EXERCISE INSTRUCTIONS — Among the lines below, how many carry the string "Croqui"? Reply with a number and nothing else.
::: DATA FOR PROCESSING
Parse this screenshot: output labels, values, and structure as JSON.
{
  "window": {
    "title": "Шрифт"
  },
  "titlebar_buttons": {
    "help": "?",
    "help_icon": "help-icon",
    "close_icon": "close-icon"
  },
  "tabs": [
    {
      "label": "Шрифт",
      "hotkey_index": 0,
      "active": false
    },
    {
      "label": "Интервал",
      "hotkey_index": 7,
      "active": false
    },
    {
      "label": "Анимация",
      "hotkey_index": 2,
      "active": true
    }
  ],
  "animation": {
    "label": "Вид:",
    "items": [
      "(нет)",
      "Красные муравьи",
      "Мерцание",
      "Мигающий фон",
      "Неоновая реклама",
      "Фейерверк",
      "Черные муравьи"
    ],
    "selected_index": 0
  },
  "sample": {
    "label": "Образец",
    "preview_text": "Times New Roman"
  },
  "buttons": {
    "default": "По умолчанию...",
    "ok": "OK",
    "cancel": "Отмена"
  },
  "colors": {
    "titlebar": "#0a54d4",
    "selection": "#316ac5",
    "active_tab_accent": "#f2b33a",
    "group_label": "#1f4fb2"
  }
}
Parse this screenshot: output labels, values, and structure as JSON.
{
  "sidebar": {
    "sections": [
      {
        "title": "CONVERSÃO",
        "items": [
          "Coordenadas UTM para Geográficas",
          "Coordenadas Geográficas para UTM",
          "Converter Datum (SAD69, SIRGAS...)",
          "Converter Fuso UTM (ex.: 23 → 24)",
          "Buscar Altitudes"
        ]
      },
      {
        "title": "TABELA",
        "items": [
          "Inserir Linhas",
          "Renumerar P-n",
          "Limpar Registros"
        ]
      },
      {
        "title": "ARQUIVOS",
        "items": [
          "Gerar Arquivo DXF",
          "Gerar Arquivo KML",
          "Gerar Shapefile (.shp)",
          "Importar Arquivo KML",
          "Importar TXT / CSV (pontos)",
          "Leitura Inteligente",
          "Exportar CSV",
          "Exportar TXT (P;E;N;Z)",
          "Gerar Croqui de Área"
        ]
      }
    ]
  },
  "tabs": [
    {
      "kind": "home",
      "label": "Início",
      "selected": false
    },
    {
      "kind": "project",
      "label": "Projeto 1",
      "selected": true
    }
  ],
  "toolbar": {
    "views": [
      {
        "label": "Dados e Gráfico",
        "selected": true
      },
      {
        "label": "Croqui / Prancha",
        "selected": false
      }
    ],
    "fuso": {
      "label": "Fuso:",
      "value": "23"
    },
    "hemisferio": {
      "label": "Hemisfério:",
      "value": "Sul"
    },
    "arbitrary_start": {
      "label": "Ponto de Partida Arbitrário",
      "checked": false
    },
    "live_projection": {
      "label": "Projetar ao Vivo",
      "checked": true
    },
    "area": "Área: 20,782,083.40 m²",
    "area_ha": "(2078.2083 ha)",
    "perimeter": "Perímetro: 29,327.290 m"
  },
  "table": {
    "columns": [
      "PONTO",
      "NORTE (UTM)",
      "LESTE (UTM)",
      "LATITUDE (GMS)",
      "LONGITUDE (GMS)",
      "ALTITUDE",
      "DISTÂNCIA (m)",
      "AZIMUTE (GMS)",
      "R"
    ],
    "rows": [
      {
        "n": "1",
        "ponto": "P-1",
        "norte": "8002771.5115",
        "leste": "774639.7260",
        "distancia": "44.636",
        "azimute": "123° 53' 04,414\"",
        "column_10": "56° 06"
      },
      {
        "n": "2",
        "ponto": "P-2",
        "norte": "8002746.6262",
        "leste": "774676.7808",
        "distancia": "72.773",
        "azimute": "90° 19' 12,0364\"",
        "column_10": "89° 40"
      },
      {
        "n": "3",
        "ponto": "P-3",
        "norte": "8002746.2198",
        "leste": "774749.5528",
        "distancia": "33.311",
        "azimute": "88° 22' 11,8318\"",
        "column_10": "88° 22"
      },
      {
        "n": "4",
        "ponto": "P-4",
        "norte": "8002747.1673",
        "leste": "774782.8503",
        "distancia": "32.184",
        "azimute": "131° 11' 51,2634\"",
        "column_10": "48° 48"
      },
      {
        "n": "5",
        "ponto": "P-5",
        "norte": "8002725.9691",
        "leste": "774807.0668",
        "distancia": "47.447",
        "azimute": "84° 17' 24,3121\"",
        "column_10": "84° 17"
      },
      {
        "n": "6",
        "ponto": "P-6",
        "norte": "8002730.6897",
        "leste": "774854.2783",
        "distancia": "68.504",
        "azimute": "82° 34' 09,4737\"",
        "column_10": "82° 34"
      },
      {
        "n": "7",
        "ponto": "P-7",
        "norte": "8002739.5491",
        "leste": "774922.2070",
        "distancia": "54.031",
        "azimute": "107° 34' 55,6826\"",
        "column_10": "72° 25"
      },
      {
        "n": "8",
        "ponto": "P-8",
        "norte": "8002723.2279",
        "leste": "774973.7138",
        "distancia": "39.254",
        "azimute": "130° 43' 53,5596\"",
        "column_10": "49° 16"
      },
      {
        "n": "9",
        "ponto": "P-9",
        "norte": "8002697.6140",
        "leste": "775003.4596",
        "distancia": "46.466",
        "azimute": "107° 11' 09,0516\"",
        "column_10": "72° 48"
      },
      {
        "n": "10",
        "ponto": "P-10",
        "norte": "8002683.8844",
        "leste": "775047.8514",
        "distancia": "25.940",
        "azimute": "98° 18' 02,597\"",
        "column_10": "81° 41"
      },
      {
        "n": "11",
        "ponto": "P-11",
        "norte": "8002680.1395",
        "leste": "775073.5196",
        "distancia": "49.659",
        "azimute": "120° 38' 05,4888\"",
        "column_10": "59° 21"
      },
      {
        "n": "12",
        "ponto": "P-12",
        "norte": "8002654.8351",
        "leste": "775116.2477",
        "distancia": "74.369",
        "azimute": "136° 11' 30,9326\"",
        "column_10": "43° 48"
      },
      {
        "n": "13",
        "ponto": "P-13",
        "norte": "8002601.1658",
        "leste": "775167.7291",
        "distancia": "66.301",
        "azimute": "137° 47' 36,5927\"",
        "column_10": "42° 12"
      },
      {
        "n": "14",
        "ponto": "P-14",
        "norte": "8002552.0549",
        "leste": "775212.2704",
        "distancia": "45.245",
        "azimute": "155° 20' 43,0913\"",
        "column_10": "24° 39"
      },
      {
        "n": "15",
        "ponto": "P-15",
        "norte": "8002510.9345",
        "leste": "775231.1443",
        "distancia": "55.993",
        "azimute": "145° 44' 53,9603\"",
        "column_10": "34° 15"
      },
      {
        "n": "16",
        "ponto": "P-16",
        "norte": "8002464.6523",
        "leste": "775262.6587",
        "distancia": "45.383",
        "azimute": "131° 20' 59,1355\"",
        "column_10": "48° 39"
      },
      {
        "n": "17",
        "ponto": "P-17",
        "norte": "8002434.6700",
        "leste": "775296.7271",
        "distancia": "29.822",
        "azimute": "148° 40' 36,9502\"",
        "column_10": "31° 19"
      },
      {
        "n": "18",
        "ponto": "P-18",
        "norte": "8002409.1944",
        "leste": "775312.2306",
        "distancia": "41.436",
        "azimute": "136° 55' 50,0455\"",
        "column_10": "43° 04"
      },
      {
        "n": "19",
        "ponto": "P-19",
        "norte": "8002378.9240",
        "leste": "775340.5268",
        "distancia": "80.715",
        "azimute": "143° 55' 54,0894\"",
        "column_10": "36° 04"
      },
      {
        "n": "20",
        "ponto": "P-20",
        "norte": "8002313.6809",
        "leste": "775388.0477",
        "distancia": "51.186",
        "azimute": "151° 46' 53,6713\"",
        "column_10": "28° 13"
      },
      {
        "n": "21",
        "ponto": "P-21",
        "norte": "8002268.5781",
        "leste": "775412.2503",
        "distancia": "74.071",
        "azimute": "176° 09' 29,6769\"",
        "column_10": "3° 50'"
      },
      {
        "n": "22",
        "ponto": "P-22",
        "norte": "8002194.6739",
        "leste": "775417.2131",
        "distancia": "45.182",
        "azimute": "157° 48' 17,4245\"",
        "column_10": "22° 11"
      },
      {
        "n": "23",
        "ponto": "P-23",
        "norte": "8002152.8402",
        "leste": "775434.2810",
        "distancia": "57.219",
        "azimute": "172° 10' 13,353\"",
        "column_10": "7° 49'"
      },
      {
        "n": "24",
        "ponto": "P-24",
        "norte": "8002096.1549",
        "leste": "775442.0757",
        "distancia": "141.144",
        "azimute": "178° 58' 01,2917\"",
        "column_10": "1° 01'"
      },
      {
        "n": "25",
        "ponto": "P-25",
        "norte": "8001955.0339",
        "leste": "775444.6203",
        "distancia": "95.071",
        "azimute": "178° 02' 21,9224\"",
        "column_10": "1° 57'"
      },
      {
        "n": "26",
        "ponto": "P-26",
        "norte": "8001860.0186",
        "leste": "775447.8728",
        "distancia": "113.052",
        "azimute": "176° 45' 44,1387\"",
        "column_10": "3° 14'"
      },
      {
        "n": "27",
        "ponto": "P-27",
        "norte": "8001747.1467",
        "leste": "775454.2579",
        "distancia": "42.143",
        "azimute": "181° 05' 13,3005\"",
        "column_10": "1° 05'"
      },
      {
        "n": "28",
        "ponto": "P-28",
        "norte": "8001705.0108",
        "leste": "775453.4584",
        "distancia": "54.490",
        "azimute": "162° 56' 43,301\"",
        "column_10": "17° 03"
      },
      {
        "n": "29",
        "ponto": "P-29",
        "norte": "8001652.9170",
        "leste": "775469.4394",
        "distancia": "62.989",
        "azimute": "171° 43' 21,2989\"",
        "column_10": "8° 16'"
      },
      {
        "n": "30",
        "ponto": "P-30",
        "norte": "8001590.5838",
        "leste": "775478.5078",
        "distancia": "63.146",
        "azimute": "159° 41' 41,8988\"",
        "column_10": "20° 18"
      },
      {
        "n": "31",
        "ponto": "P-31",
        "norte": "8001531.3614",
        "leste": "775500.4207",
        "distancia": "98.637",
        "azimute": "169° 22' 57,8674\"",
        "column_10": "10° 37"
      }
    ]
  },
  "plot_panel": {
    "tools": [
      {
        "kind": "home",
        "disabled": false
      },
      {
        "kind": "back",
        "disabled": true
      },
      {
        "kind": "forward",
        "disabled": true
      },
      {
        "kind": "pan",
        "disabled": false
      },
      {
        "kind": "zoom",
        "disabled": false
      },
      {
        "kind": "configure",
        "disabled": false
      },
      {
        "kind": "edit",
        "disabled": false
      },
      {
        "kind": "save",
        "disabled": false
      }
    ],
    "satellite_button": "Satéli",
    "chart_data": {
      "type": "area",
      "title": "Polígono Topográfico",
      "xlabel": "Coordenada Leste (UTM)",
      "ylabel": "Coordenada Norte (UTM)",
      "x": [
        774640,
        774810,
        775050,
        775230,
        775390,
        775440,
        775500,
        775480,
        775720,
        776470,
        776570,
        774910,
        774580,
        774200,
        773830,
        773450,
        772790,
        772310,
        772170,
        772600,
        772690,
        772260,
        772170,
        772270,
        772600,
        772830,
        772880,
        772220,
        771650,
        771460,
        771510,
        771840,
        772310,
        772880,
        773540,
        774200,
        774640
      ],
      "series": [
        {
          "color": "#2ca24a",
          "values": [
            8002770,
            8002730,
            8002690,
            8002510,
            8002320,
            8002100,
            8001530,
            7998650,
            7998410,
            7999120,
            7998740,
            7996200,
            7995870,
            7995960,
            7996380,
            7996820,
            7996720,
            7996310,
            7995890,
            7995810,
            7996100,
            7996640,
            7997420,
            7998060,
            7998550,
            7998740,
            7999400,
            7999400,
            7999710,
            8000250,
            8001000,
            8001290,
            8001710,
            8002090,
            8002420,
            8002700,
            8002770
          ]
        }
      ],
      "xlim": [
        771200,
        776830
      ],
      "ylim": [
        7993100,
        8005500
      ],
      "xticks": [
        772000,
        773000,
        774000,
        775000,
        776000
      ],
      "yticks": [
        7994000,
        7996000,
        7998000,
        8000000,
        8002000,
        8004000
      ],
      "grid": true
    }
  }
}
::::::
RESULT OF THE TASK — 2